>>>>>

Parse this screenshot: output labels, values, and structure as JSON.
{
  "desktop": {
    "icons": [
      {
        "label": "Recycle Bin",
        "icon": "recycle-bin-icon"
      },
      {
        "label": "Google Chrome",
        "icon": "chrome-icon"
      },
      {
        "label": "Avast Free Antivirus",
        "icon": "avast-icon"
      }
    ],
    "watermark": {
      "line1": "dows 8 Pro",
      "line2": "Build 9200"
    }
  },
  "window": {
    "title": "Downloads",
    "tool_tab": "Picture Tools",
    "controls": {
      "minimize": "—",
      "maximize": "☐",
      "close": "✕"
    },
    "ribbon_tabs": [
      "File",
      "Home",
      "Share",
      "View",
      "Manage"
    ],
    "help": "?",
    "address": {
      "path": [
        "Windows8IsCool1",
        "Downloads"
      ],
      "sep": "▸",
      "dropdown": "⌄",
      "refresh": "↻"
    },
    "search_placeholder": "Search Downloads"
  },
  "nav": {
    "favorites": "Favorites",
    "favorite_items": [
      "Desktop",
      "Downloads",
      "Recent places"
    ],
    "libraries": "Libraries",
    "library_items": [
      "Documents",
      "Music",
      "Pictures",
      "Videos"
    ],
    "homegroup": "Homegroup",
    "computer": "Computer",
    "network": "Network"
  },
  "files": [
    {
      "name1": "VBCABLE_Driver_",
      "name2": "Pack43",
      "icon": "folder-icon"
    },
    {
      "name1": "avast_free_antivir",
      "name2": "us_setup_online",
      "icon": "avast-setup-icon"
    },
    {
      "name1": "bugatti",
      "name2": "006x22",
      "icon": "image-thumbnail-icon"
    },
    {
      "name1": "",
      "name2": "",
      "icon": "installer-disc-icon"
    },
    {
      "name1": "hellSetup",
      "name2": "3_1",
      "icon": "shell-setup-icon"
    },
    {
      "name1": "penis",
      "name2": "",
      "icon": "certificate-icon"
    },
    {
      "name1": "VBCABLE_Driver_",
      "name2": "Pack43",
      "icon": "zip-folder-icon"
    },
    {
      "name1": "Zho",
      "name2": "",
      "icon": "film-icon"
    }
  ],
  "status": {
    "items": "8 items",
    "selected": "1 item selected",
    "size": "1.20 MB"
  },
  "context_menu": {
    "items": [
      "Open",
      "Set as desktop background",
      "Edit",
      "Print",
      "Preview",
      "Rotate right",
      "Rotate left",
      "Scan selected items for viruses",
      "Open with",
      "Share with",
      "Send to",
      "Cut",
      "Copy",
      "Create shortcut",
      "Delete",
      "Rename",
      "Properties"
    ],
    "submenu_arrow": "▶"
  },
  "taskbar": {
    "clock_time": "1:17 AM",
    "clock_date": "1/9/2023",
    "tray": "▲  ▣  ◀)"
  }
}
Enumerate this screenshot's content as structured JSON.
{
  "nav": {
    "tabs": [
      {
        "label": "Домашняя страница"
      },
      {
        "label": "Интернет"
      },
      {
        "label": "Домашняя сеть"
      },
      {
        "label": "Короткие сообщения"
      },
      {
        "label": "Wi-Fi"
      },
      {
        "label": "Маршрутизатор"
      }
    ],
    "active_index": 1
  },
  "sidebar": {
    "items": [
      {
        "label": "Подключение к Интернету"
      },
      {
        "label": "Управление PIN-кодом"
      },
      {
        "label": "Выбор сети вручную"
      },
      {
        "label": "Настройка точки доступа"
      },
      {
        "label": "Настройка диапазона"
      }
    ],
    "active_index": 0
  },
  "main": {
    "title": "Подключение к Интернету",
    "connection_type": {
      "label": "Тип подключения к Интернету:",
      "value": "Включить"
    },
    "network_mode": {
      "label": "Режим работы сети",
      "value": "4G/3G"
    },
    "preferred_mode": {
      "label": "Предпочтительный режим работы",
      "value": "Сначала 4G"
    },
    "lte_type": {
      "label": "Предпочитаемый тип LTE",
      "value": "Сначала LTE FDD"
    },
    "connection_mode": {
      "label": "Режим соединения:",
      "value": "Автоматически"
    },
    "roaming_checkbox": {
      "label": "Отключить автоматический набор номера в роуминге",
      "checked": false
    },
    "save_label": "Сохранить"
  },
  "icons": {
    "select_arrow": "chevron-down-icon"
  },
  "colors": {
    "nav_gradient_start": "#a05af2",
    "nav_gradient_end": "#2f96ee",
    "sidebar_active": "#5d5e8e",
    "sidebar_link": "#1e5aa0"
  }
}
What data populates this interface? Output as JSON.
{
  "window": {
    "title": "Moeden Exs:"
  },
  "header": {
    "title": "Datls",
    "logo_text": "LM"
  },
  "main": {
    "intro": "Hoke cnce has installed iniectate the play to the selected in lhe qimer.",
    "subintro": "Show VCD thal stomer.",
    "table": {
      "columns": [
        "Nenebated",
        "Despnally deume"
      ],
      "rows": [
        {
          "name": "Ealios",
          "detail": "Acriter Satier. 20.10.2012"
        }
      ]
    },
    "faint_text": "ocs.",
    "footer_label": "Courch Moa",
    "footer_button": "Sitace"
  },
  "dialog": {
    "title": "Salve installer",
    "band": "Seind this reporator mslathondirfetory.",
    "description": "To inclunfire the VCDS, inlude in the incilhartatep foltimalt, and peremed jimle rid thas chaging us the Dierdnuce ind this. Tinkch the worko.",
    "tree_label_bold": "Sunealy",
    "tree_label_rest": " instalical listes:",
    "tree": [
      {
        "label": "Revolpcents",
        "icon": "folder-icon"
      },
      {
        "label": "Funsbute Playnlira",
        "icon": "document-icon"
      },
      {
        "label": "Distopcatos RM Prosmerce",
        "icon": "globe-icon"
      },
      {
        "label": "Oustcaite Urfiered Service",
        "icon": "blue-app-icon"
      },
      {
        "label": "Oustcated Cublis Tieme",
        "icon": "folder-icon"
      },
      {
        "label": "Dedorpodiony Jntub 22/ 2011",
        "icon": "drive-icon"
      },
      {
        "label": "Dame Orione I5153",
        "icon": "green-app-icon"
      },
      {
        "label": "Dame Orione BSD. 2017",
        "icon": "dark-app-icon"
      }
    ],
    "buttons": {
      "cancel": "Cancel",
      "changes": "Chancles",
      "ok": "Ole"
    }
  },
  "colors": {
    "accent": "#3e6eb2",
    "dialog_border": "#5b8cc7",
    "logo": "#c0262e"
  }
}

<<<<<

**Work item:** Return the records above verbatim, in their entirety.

**Written solution:**
Parse this screenshot: output labels, values, and structure as JSON.
{
  "desktop": {
    "icons": [
      {
        "label": "Recycle Bin",
        "icon": "recycle-bin-icon"
      },
      {
        "label": "Google Chrome",
        "icon": "chrome-icon"
      },
      {
        "label": "Avast Free Antivirus",
        "icon": "avast-icon"
      }
    ],
    "watermark": {
      "line1": "dows 8 Pro",
      "line2": "Build 9200"
    }
  },
  "window": {
    "title": "Downloads",
    "tool_tab": "Picture Tools",
    "controls": {
      "minimize": "—",
      "maximize": "☐",
      "close": "✕"
    },
    "ribbon_tabs": [
      "File",
      "Home",
      "Share",
      "View",
      "Manage"
    ],
    "help": "?",
    "address": {
      "path": [
        "Windows8IsCool1",
        "Downloads"
      ],
      "sep": "▸",
      "dropdown": "⌄",
      "refresh": "↻"
    },
    "search_placeholder": "Search Downloads"
  },
  "nav": {
    "favorites": "Favorites",
    "favorite_items": [
      "Desktop",
      "Downloads",
      "Recent places"
    ],
    "libraries": "Libraries",
    "library_items": [
      "Documents",
      "Music",
      "Pictures",
      "Videos"
    ],
    "homegroup": "Homegroup",
    "computer": "Computer",
    "network": "Network"
  },
  "files": [
    {
      "name1": "VBCABLE_Driver_",
      "name2": "Pack43",
      "icon": "folder-icon"
    },
    {
      "name1": "avast_free_antivir",
      "name2": "us_setup_online",
      "icon": "avast-setup-icon"
    },
    {
      "name1": "bugatti",
      "name2": "006x22",
      "icon": "image-thumbnail-icon"
    },
    {
      "name1": "",
      "name2": "",
      "icon": "installer-disc-icon"
    },
    {
      "name1": "hellSetup",
      "name2": "3_1",
      "icon": "shell-setup-icon"
    },
    {
      "name1": "penis",
      "name2": "",
      "icon": "certificate-icon"
    },
    {
      "name1": "VBCABLE_Driver_",
      "name2": "Pack43",
      "icon": "zip-folder-icon"
    },
    {
      "name1": "Zho",
      "name2": "",
      "icon": "film-icon"
    }
  ],
  "status": {
    "items": "8 items",
    "selected": "1 item selected",
    "size": "1.20 MB"
  },
  "context_menu": {
    "items": [
      "Open",
      "Set as desktop background",
      "Edit",
      "Print",
      "Preview",
      "Rotate right",
      "Rotate left",
      "Scan selected items for viruses",
      "Open with",
      "Share with",
      "Send to",
      "Cut",
      "Copy",
      "Create shortcut",
      "Delete",
      "Rename",
      "Properties"
    ],
    "submenu_arrow": "▶"
  },
  "taskbar": {
    "clock_time": "1:17 AM",
    "clock_date": "1/9/2023",
    "tray": "▲  ▣  ◀)"
  }
}
Enumerate this screenshot's content as structured JSON.
{
  "nav": {
    "tabs": [
      {
        "label": "Домашняя страница"
      },
      {
        "label": "Интернет"
      },
      {
        "label": "Домашняя сеть"
      },
      {
        "label": "Короткие сообщения"
      },
      {
        "label": "Wi-Fi"
      },
      {
        "label": "Маршрутизатор"
      }
    ],
    "active_index": 1
  },
  "sidebar": {
    "items": [
      {
        "label": "Подключение к Интернету"
      },
      {
        "label": "Управление PIN-кодом"
      },
      {
        "label": "Выбор сети вручную"
      },
      {
        "label": "Настройка точки доступа"
      },
      {
        "label": "Настройка диапазона"
      }
    ],
    "active_index": 0
  },
  "main": {
    "title": "Подключение к Интернету",
    "connection_type": {
      "label": "Тип подключения к Интернету:",
      "value": "Включить"
    },
    "network_mode": {
      "label": "Режим работы сети",
      "value": "4G/3G"
    },
    "preferred_mode": {
      "label": "Предпочтительный режим работы",
      "value": "Сначала 4G"
    },
    "lte_type": {
      "label": "Предпочитаемый тип LTE",
      "value": "Сначала LTE FDD"
    },
    "connection_mode": {
      "label": "Режим соединения:",
      "value": "Автоматически"
    },
    "roaming_checkbox": {
      "label": "Отключить автоматический набор номера в роуминге",
      "checked": false
    },
    "save_label": "Сохранить"
  },
  "icons": {
    "select_arrow": "chevron-down-icon"
  },
  "colors": {
    "nav_gradient_start": "#a05af2",
    "nav_gradient_end": "#2f96ee",
    "sidebar_active": "#5d5e8e",
    "sidebar_link": "#1e5aa0"
  }
}
What data populates this interface? Output as JSON.
{
  "window": {
    "title": "Moeden Exs:"
  },
  "header": {
    "title": "Datls",
    "logo_text": "LM"
  },
  "main": {
    "intro": "Hoke cnce has installed iniectate the play to the selected in lhe qimer.",
    "subintro": "Show VCD thal stomer.",
    "table": {
      "columns": [
        "Nenebated",
        "Despnally deume"
      ],
      "rows": [
        {
          "name": "Ealios",
          "detail": "Acriter Satier. 20.10.2012"
        }
      ]
    },
    "faint_text": "ocs.",
    "footer_label": "Courch Moa",
    "footer_button": "Sitace"
  },
  "dialog": {
    "title": "Salve installer",
    "band": "Seind this reporator mslathondirfetory.",
    "description": "To inclunfire the VCDS, inlude in the incilhartatep foltimalt, and peremed jimle rid thas chaging us the Dierdnuce ind this. Tinkch the worko.",
    "tree_label_bold": "Sunealy",
    "tree_label_rest": " instalical listes:",
    "tree": [
      {
        "label": "Revolpcents",
        "icon": "folder-icon"
      },
      {
        "label": "Funsbute Playnlira",
        "icon": "document-icon"
      },
      {
        "label": "Distopcatos RM Prosmerce",
        "icon": "globe-icon"
      },
      {
        "label": "Oustcaite Urfiered Service",
        "icon": "blue-app-icon"
      },
      {
        "label": "Oustcated Cublis Tieme",
        "icon": "folder-icon"
      },
      {
        "label": "Dedorpodiony Jntub 22/ 2011",
        "icon": "drive-icon"
      },
      {
        "label": "Dame Orione I5153",
        "icon": "green-app-icon"
      },
      {
        "label": "Dame Orione BSD. 2017",
        "icon": "dark-app-icon"
      }
    ],
    "buttons": {
      "cancel": "Cancel",
      "changes": "Chancles",
      "ok": "Ole"
    }
  },
  "colors": {
    "accent": "#3e6eb2",
    "dialog_border": "#5b8cc7",
    "logo": "#c0262e"
  }
}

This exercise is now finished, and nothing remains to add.